I don't know if it's an exception or rule but it most of the people I've met who do family history research are women and elderly. My wife has given me more messages than she wants to remember from strange women but I guess she could figure out from their age they were not competition.
Her aunt Frances was one of the first family members we came across who was into genealogy. I compared notes a few times with her but Mary was the one who drove around rural Tennessee with her looking for cemeteries.
I've met several elderly women who were related to one of my family lines who did genealogy research and was fortunate to have them share their research with me. For the most part they started their research when the only way to do it was to visit Court houses and public libraries, reading microfilm or faded paper records. They haven't taken to using the Internet, which is a shame because the availability of information on the Internet today allows us to find answers so much quicker.
Elizabeth Taylor, from ATL not LA was one I met, about 8 years ago. She and I are related on the Paulk family from Georgia. She sent me a large box of her research and some from a woman in Chicago named Emma Pierce who had died 10 years earlier. Emma Pierce and I were related from both the Paulk and Hogan family. Both ladies had tirelessly typed out their research and had shared with each other for about 20 years before Emma died. It was interesting to see the questions they had tried to answer, many of them dealing with my immediate family members, so I had the answers they never found.

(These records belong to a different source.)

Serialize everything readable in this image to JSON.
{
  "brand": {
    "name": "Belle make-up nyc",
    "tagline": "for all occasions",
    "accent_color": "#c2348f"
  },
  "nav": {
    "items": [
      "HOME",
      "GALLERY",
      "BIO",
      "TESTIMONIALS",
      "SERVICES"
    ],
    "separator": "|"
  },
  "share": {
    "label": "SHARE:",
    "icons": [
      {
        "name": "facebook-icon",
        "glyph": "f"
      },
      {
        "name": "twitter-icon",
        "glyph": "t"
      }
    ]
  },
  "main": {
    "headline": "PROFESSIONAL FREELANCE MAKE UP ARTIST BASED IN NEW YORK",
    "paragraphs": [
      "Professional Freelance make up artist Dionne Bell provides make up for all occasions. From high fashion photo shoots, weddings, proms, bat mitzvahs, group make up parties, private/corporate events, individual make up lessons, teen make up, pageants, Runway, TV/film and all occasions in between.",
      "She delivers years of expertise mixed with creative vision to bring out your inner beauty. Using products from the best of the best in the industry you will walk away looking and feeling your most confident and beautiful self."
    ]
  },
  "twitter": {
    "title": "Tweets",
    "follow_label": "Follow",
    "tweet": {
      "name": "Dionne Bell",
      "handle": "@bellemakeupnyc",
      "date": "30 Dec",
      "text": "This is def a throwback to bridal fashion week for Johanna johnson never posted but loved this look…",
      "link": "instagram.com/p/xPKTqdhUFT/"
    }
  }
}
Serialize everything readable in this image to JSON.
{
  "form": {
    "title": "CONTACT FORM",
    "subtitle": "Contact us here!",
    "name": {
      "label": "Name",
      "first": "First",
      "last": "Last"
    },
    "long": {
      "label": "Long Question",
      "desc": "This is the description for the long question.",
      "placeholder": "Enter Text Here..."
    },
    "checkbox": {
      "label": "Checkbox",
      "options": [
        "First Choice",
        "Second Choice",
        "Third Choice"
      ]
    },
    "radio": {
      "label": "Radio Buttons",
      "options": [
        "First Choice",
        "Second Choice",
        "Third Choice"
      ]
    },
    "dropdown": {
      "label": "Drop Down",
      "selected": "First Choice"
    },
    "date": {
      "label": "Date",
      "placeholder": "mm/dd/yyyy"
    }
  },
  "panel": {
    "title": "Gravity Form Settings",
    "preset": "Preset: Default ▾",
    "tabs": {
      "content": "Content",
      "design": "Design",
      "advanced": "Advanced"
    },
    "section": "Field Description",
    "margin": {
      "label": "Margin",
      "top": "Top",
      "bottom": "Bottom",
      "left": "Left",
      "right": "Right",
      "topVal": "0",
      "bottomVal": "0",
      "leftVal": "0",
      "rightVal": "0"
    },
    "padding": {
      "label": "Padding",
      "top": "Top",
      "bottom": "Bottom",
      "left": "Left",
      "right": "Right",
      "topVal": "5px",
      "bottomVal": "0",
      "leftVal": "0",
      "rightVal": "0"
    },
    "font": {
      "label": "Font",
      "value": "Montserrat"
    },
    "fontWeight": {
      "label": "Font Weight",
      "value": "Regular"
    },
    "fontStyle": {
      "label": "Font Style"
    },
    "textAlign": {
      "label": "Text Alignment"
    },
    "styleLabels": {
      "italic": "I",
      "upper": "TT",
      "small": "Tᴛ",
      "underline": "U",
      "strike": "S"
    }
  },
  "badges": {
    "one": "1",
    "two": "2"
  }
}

About 6 months after I received the papers from Ms. Taylor I called her house and found she had passed away also. Since then there have 4-5 other elderly women who I had been sharing research with who have passed away. In most cases there wasn't really anyone in their immediate family who was interested in the research. I hope they hang on to the papers and another member of the family decides to take up the cause.